|International Classification||H04Q3/00, H04M3/22|
|Cooperative Classification||H04Q3/0025, H04M3/2254, H04Q2213/13216, H04Q2213/13176, H04Q2213/1316|
|European Classification||H04Q3/00D2, H04M3/22N|
|May 1, 1995||AS||Assignment|
Owner name: HEWLETT-PACKARD COMPANY, CALIFORNIA
Free format text: ASSIGNMENT OF ASSIGNORS INTEREST;ASSIGNOR:HEWLETT-PACKARD LIMITED;REEL/FRAME:007469/0721
Effective date: 19941124
|Nov 24, 1999||FPAY||Fee payment|
Year of fee payment: 4
|Apr 28, 2000||AS||Assignment|
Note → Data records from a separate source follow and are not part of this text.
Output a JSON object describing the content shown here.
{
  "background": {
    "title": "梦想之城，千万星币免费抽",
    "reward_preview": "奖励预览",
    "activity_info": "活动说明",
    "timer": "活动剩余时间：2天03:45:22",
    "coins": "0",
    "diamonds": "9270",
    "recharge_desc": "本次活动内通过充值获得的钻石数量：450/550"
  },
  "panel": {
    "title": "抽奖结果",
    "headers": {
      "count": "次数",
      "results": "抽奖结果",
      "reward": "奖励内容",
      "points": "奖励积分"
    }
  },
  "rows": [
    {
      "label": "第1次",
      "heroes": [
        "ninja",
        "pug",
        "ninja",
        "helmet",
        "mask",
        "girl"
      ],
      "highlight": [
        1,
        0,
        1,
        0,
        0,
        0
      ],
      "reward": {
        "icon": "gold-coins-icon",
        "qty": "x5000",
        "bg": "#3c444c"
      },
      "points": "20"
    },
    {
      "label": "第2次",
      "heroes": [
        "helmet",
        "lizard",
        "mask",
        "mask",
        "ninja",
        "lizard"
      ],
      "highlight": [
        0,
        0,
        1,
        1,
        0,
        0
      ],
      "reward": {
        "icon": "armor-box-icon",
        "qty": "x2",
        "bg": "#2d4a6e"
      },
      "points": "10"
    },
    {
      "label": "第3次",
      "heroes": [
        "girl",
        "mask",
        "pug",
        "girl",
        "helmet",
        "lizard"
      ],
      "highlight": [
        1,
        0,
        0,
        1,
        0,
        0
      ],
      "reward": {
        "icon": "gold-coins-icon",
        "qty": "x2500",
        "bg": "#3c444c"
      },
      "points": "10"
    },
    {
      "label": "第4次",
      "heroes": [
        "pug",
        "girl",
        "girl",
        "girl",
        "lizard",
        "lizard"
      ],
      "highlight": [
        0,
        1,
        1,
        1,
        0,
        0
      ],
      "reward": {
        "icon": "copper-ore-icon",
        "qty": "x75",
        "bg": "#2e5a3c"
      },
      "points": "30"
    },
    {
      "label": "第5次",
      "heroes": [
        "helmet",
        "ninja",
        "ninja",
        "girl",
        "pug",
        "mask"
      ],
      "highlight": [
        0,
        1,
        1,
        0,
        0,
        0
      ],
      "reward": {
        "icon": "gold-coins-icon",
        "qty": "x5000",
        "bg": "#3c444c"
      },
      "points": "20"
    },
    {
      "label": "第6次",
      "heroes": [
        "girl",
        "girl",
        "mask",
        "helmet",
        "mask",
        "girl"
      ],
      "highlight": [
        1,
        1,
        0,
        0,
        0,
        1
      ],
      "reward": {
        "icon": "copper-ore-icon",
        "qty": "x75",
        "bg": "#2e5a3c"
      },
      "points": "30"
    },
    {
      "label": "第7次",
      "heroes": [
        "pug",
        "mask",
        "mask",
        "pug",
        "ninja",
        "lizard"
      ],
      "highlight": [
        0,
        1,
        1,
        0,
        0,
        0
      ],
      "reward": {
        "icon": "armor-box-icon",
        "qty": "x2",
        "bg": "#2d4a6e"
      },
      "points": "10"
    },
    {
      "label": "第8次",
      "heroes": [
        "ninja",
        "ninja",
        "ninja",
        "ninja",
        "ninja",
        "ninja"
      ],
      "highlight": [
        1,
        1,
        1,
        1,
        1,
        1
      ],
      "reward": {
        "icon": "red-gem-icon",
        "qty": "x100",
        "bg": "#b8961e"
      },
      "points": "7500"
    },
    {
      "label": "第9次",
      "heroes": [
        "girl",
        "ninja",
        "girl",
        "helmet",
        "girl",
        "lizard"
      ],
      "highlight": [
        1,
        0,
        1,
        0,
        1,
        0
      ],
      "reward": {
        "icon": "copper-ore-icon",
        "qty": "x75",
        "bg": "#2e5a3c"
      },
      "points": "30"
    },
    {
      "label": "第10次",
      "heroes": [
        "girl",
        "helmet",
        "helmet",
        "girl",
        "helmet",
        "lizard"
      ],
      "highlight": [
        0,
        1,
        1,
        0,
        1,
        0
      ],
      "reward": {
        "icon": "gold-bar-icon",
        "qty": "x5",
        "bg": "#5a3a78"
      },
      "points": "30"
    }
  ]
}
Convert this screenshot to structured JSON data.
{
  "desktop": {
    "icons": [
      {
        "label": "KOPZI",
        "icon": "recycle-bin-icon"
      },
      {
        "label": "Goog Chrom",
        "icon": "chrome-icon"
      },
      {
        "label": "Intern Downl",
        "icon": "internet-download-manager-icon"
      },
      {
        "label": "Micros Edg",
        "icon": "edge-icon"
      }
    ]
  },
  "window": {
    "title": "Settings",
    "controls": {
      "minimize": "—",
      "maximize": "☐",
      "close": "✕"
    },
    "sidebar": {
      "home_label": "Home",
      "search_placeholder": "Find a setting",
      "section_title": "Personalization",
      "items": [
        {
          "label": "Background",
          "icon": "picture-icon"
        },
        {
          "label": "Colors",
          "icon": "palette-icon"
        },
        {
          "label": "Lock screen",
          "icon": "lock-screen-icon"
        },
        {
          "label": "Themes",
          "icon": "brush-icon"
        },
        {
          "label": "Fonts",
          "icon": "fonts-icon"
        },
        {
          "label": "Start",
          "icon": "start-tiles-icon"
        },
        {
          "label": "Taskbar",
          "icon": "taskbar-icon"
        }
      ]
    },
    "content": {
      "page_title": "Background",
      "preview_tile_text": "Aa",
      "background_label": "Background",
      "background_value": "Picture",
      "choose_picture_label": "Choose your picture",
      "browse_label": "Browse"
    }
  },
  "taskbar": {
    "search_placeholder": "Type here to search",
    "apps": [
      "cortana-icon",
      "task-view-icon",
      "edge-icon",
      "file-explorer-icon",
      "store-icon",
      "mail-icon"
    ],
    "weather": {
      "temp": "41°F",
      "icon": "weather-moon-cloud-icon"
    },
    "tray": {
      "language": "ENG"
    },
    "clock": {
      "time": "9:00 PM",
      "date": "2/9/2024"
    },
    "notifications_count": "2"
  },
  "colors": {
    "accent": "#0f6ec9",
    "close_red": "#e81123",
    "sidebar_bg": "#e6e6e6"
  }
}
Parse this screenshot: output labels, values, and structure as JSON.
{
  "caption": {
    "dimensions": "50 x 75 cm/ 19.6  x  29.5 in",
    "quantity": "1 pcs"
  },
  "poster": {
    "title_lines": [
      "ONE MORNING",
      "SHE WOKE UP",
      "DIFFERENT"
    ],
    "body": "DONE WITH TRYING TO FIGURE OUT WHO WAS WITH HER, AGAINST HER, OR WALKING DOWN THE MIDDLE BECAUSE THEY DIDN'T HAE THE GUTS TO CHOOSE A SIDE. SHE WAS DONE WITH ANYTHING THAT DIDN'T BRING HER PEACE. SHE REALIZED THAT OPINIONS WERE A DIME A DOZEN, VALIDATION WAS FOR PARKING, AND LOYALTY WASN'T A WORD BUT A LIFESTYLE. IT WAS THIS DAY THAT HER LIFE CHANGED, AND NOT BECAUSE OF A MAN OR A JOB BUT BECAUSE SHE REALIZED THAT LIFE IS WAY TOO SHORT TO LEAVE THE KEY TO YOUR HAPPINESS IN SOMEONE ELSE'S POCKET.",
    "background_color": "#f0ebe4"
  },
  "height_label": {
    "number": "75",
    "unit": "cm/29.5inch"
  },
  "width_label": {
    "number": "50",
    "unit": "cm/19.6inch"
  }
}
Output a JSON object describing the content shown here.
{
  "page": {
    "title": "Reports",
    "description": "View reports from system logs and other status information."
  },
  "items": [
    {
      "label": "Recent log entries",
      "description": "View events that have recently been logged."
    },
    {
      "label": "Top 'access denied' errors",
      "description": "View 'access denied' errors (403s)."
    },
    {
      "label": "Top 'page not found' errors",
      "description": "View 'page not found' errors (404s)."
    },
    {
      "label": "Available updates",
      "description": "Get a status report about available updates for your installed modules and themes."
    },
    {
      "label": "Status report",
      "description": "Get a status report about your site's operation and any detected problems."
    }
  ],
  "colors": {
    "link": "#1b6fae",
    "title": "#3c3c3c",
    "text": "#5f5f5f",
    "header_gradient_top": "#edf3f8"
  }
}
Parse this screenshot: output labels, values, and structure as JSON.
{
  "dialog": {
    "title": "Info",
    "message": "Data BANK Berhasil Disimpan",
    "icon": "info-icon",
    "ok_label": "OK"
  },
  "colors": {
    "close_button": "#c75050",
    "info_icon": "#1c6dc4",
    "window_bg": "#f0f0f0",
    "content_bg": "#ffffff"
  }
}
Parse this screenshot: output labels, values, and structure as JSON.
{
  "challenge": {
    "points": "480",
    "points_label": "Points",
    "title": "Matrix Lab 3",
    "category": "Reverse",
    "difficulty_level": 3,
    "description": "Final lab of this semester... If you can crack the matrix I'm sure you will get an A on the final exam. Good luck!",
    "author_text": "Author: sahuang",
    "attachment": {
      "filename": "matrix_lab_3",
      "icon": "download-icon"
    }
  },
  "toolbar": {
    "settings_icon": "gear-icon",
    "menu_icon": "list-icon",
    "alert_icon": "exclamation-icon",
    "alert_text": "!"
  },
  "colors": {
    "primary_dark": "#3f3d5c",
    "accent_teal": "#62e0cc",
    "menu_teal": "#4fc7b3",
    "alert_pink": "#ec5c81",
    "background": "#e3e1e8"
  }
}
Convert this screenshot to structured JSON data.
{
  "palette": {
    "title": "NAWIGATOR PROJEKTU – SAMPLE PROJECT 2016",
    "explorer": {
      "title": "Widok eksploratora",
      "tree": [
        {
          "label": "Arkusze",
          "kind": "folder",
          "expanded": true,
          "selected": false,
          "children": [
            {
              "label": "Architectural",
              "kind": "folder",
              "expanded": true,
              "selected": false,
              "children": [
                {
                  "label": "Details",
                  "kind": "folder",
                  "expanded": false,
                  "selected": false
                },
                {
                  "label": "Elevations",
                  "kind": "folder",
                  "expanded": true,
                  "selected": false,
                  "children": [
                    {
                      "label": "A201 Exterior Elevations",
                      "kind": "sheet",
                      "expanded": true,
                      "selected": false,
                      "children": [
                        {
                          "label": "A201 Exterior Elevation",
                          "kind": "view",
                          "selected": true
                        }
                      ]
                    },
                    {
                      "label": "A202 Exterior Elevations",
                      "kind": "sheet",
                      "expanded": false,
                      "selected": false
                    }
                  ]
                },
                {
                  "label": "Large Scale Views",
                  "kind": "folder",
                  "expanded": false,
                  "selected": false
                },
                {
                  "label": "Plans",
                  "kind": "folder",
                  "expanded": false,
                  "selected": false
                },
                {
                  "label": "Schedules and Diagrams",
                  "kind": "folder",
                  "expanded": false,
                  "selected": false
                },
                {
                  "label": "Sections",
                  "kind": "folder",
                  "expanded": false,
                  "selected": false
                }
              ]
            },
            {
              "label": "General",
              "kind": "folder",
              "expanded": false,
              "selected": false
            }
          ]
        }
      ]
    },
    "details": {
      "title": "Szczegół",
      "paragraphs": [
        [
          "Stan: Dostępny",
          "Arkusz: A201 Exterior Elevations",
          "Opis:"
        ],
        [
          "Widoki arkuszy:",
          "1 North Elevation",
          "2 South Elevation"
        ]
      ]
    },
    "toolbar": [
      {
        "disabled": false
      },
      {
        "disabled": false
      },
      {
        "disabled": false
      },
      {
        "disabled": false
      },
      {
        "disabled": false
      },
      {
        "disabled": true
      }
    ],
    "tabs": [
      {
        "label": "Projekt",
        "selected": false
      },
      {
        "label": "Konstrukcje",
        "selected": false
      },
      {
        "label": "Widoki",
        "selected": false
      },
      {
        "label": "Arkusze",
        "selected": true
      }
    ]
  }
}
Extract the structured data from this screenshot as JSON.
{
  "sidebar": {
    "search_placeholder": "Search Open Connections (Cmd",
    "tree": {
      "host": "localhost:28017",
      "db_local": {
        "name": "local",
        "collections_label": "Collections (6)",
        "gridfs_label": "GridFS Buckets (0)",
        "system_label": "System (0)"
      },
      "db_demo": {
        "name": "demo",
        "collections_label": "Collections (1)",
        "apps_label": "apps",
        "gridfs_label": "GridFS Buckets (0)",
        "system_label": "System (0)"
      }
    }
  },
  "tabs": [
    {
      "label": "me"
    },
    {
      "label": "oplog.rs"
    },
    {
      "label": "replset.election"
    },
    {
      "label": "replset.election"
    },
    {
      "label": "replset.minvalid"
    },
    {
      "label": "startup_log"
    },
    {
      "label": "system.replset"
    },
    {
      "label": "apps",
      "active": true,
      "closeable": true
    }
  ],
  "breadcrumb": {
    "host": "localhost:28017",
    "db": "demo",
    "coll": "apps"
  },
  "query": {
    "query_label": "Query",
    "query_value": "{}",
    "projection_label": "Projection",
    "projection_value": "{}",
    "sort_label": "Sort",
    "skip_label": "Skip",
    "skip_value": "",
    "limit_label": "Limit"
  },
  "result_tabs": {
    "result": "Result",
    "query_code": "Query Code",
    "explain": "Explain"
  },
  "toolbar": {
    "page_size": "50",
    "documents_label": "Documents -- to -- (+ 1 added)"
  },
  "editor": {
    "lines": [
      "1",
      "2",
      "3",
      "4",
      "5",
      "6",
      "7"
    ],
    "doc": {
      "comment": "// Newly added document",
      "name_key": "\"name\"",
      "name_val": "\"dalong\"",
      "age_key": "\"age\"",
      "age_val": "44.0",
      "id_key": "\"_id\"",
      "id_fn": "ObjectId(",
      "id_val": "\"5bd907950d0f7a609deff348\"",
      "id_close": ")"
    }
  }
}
Owner name: HEWLETT-PACKARD COMPANY, A DELAWARE CORPORATION, C
Free format text: MERGER;ASSIGNOR:HEWLETT-PACKARD COMPANY, A CALIFORNIA CORPORATION;REEL/FRAME:010841/0649
Effective date: 19980520
|May 30, 2000||AS||Assignment|
Owner name: AGILENT TECHNOLOGIES INC, CALIFORNIA
Free format text: ASSIGNMENT OF ASSIGNORS INTEREST;ASSIGNOR:HEWLETT-PACKARD COMPANY;REEL/FRAME:010977/0540
Effective date: 19991101
|Nov 26, 2003||FPAY||Fee payment|
Year of fee payment: 8
|Dec 3, 2007||REMI||Maintenance fee reminder mailed|
|May 28, 2008||LAPS||Lapse for failure to pay maintenance fees|
|Jul 15, 2008||FP||Expired due to failure to pay maintenance fee|
Effective date: 20080528